One health approach
The one health approach recognizes the interconnectedness of humans, animals, and the environment. This collaborative approach emphasizes cooperation among medical, veterinary, and environmental professionals to prevent and control zoonotic diseases and antibiotic resistance. Surveillance systems are essential to track the emergence and spread of zoonotic diseases and antibiotic-resistant infections. Timely detection allows for effective intervention and containment strategies. Responsible antibiotic use in both in human healthcare and animal agriculture, responsible antibiotic use is paramount. Antibiotics should be prescribed judiciously, and alternatives to their use should be explored whenever possible.
Investing in research to understand the mechanisms of zoonotic transmission and antibiotic resistance is crucial.
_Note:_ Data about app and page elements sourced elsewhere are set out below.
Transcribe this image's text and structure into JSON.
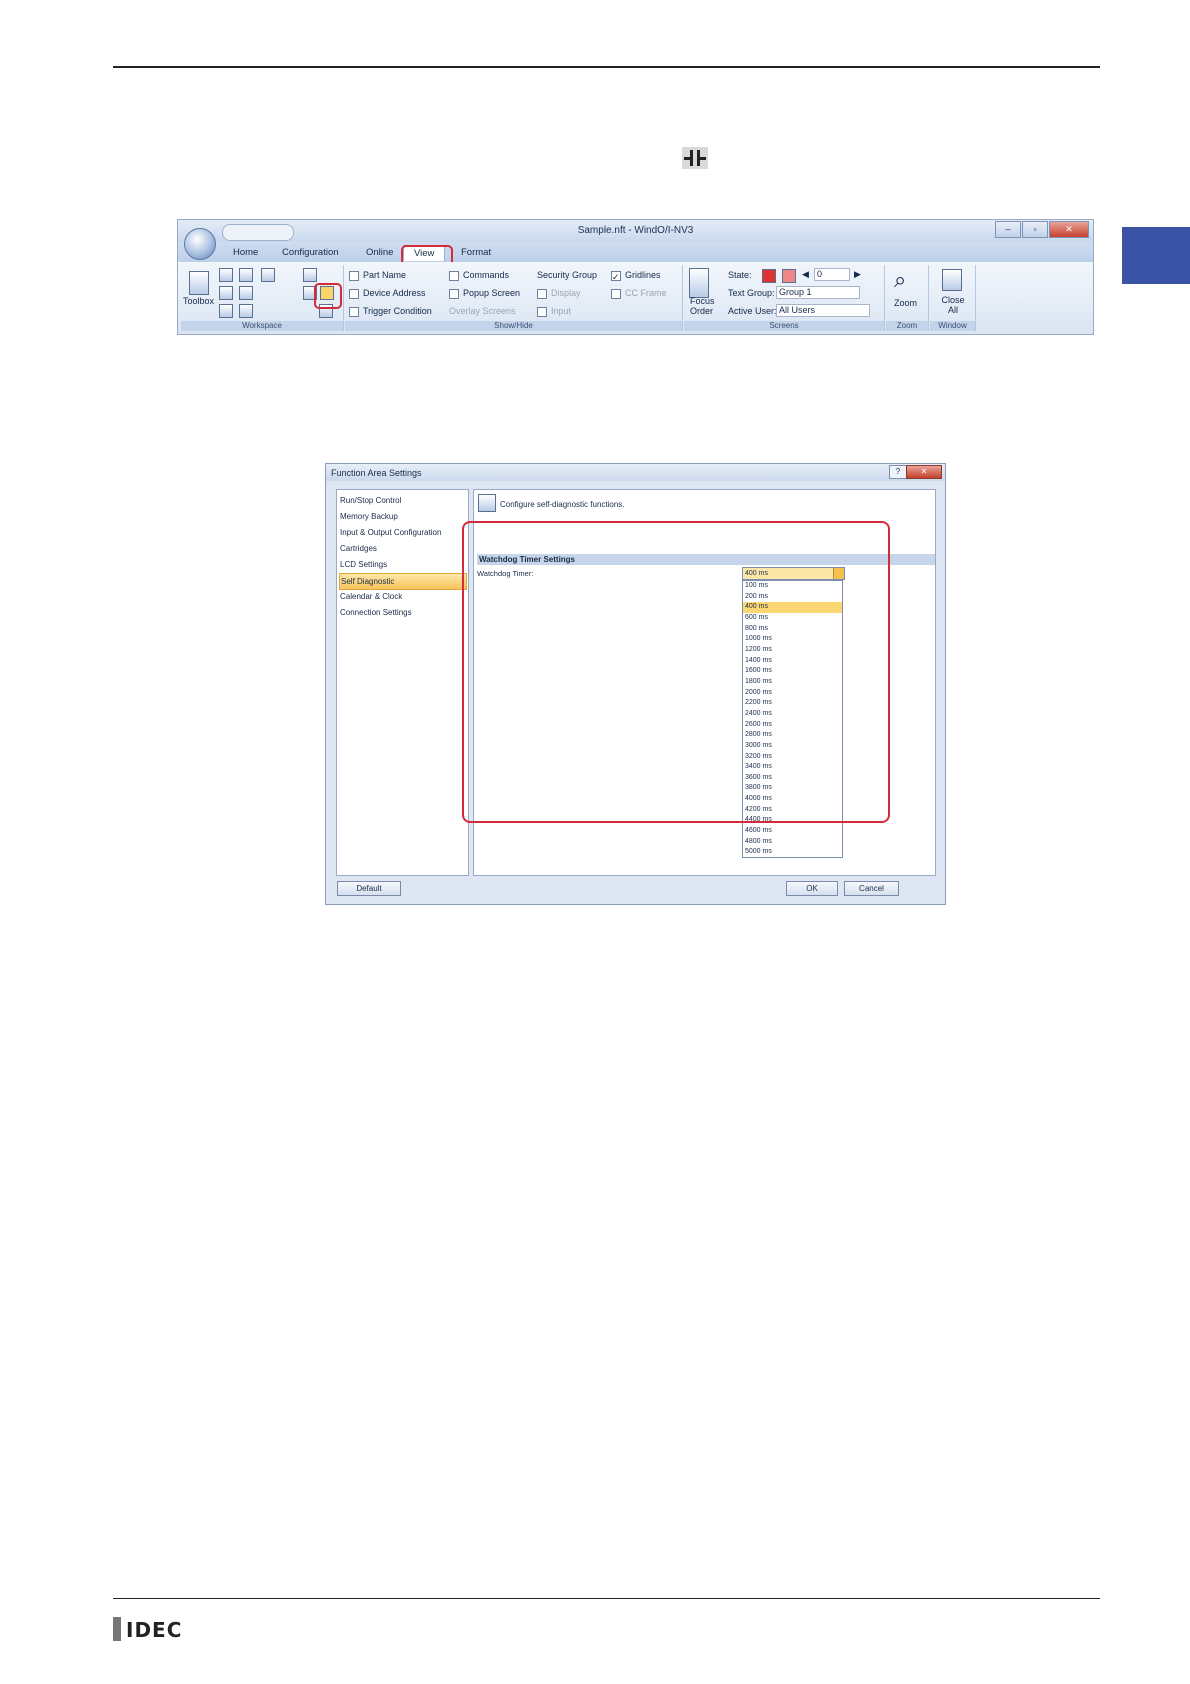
{
  "ribbon": {
    "window_title": "Sample.nft - WindO/I-NV3",
    "tabs": [
      "Home",
      "Configuration",
      "Online",
      "View",
      "Format"
    ],
    "workspace": {
      "toolbox_label": "Toolbox",
      "group_label": "Workspace"
    },
    "show_hide": {
      "part_name": "Part Name",
      "device_address": "Device Address",
      "trigger_condition": "Trigger Condition",
      "commands": "Commands",
      "popup_screen": "Popup Screen",
      "overlay_screens": "Overlay Screens",
      "security_group": "Security Group",
      "display": "Display",
      "input": "Input",
      "gridlines": "Gridlines",
      "cc_frame": "CC Frame",
      "group_label": "Show/Hide"
    },
    "screens": {
      "focus_order": "Focus Order",
      "state_label": "State:",
      "state_value": "0",
      "text_group_label": "Text Group:",
      "text_group_value": "Group 1",
      "active_user_label": "Active User:",
      "active_user_value": "All Users",
      "group_label": "Screens"
    },
    "zoom": {
      "label": "Zoom",
      "group_label": "Zoom"
    },
    "window": {
      "label": "Close All",
      "group_label": "Window"
    }
  },
  "dialog": {
    "title": "Function Area Settings",
    "nav_items": [
      "Run/Stop Control",
      "Memory Backup",
      "Input & Output Configuration",
      "Cartridges",
      "LCD Settings",
      "Self Diagnostic",
      "Calendar & Clock",
      "Connection Settings"
    ],
    "selected_nav": "Self Diagnostic",
    "description": "Configure self-diagnostic functions.",
    "section_header": "Watchdog Timer Settings",
    "field_label": "Watchdog Timer:",
    "selected_value": "400 ms",
    "options": [
      "100 ms",
      "200 ms",
      "400 ms",
      "600 ms",
      "800 ms",
      "1000 ms",
      "1200 ms",
      "1400 ms",
      "1600 ms",
      "1800 ms",
      "2000 ms",
      "2200 ms",
      "2400 ms",
      "2600 ms",
      "2800 ms",
      "3000 ms",
      "3200 ms",
      "3400 ms",
      "3600 ms",
      "3800 ms",
      "4000 ms",
      "4200 ms",
      "4400 ms",
      "4600 ms",
      "4800 ms",
      "5000 ms"
    ],
    "buttons": {
      "default": "Default",
      "ok": "OK",
      "cancel": "Cancel"
    }
  },
  "footer": {
    "logo_text": "IDEC"
  },
  "colors": {
    "highlight_red": "#d32b3a",
    "tab_blue": "#3a53a4",
    "selection_orange": "#f6c45a"
  }
}
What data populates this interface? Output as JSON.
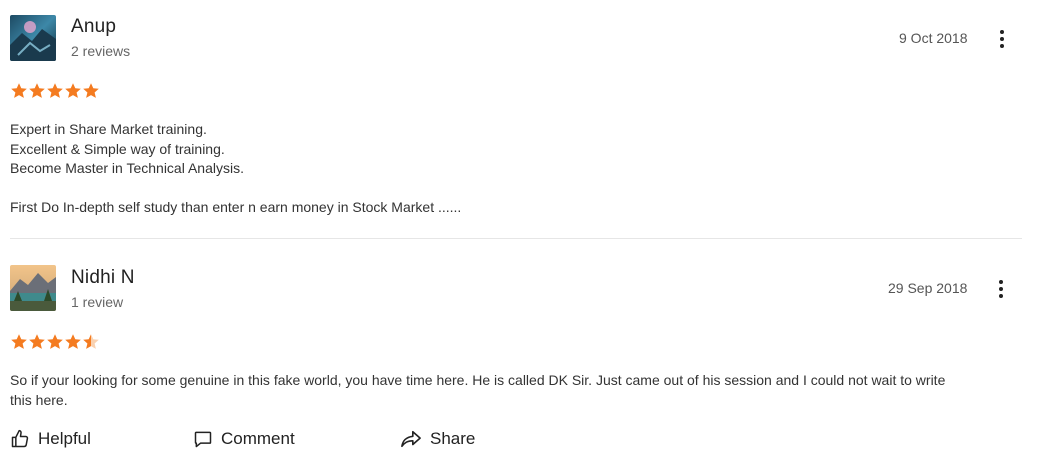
{
  "reviews": [
    {
      "author": "Anup",
      "review_count": "2 reviews",
      "date": "9 Oct 2018",
      "rating": 5,
      "lines": [
        "Expert in Share Market training.",
        "Excellent & Simple way of training.",
        "Become Master in Technical Analysis.",
        "",
        "First Do In-depth self study than enter n earn money in Stock Market ......"
      ]
    },
    {
      "author": "Nidhi N",
      "review_count": "1 review",
      "date": "29 Sep 2018",
      "rating": 4.5,
      "lines": [
        "So if your looking for some genuine in this fake world, you have time here. He is called DK Sir. Just came out of his session and I could not wait to write",
        "this here."
      ]
    }
  ],
  "actions": {
    "helpful_label": "Helpful",
    "comment_label": "Comment",
    "share_label": "Share"
  },
  "colors": {
    "star": "#f47b20",
    "star_empty": "#f9d1b0",
    "divider": "#e6e6e6"
  },
  "icons": {
    "more": "vertical-dots-icon",
    "helpful": "thumbs-up-icon",
    "comment": "comment-bubble-icon",
    "share": "share-arrow-icon"
  }
}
This knowledge can guide the development of new treatments, vaccines, and diagnostic tools. Raising awareness among the public, healthcare providers, and policymakers about the risks of zoonotic diseases and antibiotic resistance is vital. Informed decision-making can contribute to better practices and policies. Governments and international bodies must enforce regulations to control the use of antibiotics in agriculture, ensuring that they are used only when necessary and under veterinary supervision. International collaboration is indispensable in addressing these challenges. Sharing information, expertise, and resources can lead to more effective strategies for prevention, control, and treatment.
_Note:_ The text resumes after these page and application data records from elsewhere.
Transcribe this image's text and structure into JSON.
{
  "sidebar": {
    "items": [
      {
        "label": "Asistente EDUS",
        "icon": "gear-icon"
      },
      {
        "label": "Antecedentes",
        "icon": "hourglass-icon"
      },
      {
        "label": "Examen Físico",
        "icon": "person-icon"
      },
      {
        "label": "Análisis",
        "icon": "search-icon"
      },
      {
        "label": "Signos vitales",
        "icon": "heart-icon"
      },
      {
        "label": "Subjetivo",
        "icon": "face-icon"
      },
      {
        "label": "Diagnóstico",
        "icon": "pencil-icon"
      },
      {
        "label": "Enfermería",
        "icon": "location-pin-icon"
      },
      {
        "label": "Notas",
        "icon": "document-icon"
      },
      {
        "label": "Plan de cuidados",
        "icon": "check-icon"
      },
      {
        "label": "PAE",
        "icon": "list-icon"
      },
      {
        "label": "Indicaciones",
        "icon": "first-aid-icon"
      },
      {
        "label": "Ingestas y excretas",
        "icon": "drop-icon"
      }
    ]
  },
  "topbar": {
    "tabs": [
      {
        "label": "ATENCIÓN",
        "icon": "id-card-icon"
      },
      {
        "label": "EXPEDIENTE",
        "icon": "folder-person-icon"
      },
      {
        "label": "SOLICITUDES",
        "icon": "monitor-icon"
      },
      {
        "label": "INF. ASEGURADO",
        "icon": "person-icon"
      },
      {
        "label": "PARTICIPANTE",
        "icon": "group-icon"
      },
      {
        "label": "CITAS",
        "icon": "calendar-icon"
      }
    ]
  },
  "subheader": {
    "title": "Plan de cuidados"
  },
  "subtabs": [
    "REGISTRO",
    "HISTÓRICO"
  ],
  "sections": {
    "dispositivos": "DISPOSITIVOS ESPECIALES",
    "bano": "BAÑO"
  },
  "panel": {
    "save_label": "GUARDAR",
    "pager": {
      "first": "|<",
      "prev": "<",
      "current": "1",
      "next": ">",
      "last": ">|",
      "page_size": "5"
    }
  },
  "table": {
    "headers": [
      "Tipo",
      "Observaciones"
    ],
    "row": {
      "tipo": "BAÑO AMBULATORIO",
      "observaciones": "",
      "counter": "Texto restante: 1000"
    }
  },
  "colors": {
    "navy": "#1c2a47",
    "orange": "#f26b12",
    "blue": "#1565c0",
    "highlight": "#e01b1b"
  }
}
The convergence of zoonotic diseases and antibiotic resistance presents a double jeopardy that demands immediate and concerted action. As human activities continue to reshape ecosystems and facilitate the spillover of pathogens from animals to humans, the emergence of antibiotic resistance threatens to undermine our ability to manage these infections effectively. By adopting a One Health approach, emphasizing responsible antibiotic use, and fostering international collaboration, we can navigate this complex intersection and strive to prevent future outbreaks and mitigate the impacts of zoonotic diseases and antibiotic resistance on global health. The challenges are immense, but the potential for positive change is equally great.
- Grech V. Unknown unknowns–COVID-19 and potential global mortality. Early Hum Dev. 2020;144:105026.
- Soumet C, Méheust D, Pissavin C, et al. Reduced susceptibilities to biocides and resistance to antibiotics in food?associated bacteria following exposure to quaternary ammonium compounds. J Appl Microbiol.2016;121(5):1275-1281
- Dutil L, Irwin R, Finley R, et al. Ceftiofur resistance in Salmonella enterica serovar Heidelberg from chicken meat and humans, Canada. Emerg Infect Dis.2010;16(1):48-54.
- Durand GA, Raoult D, Dubourg G. Antibiotic discovery: history, methods and perspectives. Int J Antimicrob Agents. 2019;53(4):371-382.
- Everard M, Johnston P, Santillo D, Staddon C. The role of ecosystems in mitigation and management of Covid-19 and other zoonoses. Environ Sci Policy.2020;111:7-17.